The Crimson Thread
Dates2020 - Ongoing
- Location Australia, Australia
The Crimson Thread is an ongoing photographic project that investigates the ubiquitous presence of Australia's colonial history and attempts to better understand the impacts of colonisation and white privilege on contemporary Australian society. Using speculative documentary photography, the work encourages viewers to question official histories and to consider how strongly our past still exists in the present. The title of the project is taken from a quote by Sir Henry Parkes, a British-born Australian colonial politician who described Australia’s connection to the British motherland as, “the crimson thread of kinship, which defined Australia as a bastion of ‘whiteness’ in the Asian region.”
The work to date has been created by retracing part of the Royal Tour of Australia made by Queen Elizabeth II & the Duke of Edinburgh in 1954. To document what the contemporary settler society of Australia looks like today, our ongoing connection to the British monarchy and to highlight how the incessant honouring of colonial history generates and sustains white privilege.

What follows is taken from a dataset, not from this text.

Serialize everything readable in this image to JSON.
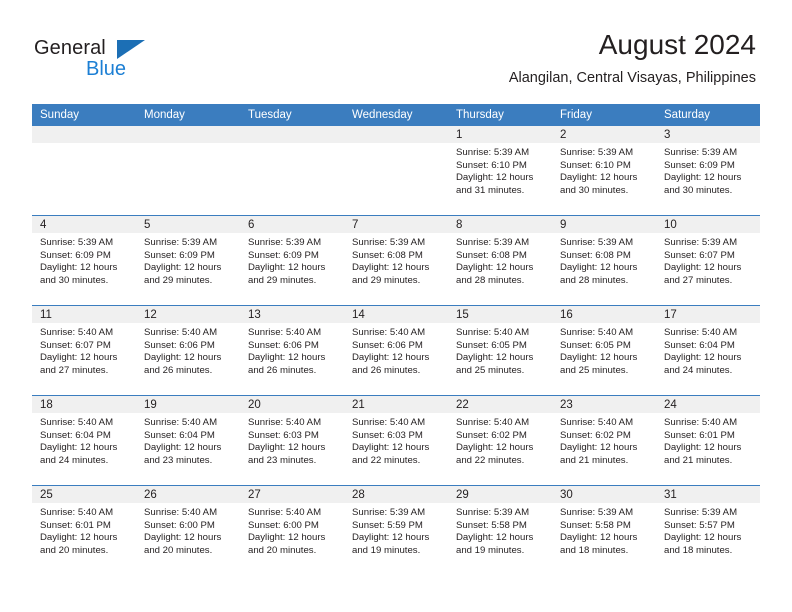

Alongside the documentary approach, the project combines four visual pillars. Australian landscapes by which history is reimagined through the eyes of British invaders descending on this strange new land. A series of objects representing the ideas of 'progress' that drove imperialism. Staged portraits to each depict a paradigm introduced by colonialism that persists in society today. The work is produced on 120mm film and these approaches are intertwined with archival material related to the 1954 Royal Tour of Australia and key political standpoints from throughout the 20th century, such as the White Australia immigration policies.